Maria Sharapova faces an anti-doping panel today as she waits to discover if she faces a lengthy ban after testing positive in January.

The 29-year-old stunned the tennis world in March when she announced at a media conference that she had failed a test for meldonium on January 26 - the day she lost an Australian Open quarter-final to Serena Williams.

The maximum punishment available is four years but most anti-doping experts think a more likely ban is between six to 12 months.

Any sanction would start from the date of her provisional suspension on March 12, so even a ban at the lenient end of that range would see Sharapova miss the remaining grand slams this season, including Wimbledon, and the Rio Olympics.

Since Sharapova's announcement there has been much debate about meldonium, but the Russian is unlikely to benefit from the recent confusion surrounding the drug.

The Latvian-made heart disease medication had only been added to the World Anti-Doping Agency's banned list on January 1 but had been on a watch list for over a year.

All national anti-doping agencies were told in October that it would be banned and Sharapova had received official emails informing her of the move.

With use of meldonium widespread across eastern Europe, Sharapova's case was the most high-profile in an avalanche of positives in the first months of the year. As of early May, WADA said there had been 288 positive samples.

But in April, the agency was forced to make an embarrassingly climbdown when it admitted there was a lack of scientific certainty on how long it takes for the drug to be completely excreted.

Early suggestions that it should be out of an athlete's system within days gave way to fears it could be present in long-term users, in trace amounts, for weeks, if not months.

This led WADA to issue new guidance, directing that samples collected before March 1 below a certain concentration of meldonium could be discarded, as the athlete might be able to prove they had stopped taking it in 2015.

Last month, Belarusian doubles specialist Sergey Betov, who also tested positive at the Australian Open, was cleared by the International Tennis Federation on these grounds.
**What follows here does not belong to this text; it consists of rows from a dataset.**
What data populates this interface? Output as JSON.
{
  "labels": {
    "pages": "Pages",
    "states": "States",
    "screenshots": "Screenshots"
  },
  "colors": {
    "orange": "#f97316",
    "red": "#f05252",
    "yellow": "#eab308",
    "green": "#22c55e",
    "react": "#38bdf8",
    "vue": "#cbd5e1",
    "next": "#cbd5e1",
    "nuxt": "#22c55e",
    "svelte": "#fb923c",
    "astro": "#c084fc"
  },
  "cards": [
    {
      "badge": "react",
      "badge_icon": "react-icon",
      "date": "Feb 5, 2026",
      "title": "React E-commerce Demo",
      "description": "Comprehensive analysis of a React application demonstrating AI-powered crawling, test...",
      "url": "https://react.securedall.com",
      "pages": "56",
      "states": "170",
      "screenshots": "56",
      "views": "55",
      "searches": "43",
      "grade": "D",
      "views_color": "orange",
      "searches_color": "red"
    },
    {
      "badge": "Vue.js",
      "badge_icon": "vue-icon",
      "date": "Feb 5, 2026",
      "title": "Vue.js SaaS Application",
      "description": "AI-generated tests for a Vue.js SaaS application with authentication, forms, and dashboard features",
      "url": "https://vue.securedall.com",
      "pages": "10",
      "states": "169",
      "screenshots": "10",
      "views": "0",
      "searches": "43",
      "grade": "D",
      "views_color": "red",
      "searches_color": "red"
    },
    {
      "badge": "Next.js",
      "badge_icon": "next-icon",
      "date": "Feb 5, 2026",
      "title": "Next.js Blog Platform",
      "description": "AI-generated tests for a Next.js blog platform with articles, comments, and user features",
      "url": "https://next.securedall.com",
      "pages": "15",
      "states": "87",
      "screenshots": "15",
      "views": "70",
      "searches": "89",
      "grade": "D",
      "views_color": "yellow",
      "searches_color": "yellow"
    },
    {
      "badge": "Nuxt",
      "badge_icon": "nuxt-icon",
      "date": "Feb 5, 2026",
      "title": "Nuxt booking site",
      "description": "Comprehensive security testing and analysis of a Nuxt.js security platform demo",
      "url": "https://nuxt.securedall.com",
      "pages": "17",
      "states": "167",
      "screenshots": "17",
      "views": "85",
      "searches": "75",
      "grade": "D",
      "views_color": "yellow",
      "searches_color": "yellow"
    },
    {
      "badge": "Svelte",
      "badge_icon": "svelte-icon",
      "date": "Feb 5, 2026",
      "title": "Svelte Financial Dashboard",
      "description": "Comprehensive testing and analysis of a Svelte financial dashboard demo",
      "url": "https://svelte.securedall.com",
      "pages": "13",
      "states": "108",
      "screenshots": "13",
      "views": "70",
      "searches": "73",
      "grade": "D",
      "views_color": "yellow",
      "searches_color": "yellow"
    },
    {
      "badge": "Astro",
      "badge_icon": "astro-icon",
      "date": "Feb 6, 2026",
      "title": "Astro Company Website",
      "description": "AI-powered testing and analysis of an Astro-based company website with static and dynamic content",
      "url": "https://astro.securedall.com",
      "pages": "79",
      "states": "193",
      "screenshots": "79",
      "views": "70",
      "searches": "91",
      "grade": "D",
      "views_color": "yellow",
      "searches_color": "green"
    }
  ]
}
This prompted some to speculate that five-time grand slam winner Sharapova could escape without punishment.

However, both she and her lawyer John Haggerty had already admitted she had been taking it, on her doctor's advice, throughout January.

Sharapova, instead, must try to convince an International Tennis Federation panel that the ‘laundry list’ of health reasons that Haggerty referred to in March should qualify her for a backdated therapeutic use exemption (TUE), or sick note.

Whether this will be enough to see the world's highest-earning female athlete avoid any ban at all is highly debatable, as all athletes sign up to the principle of strict liability and TUEs should be arranged, and independently verified, in advance.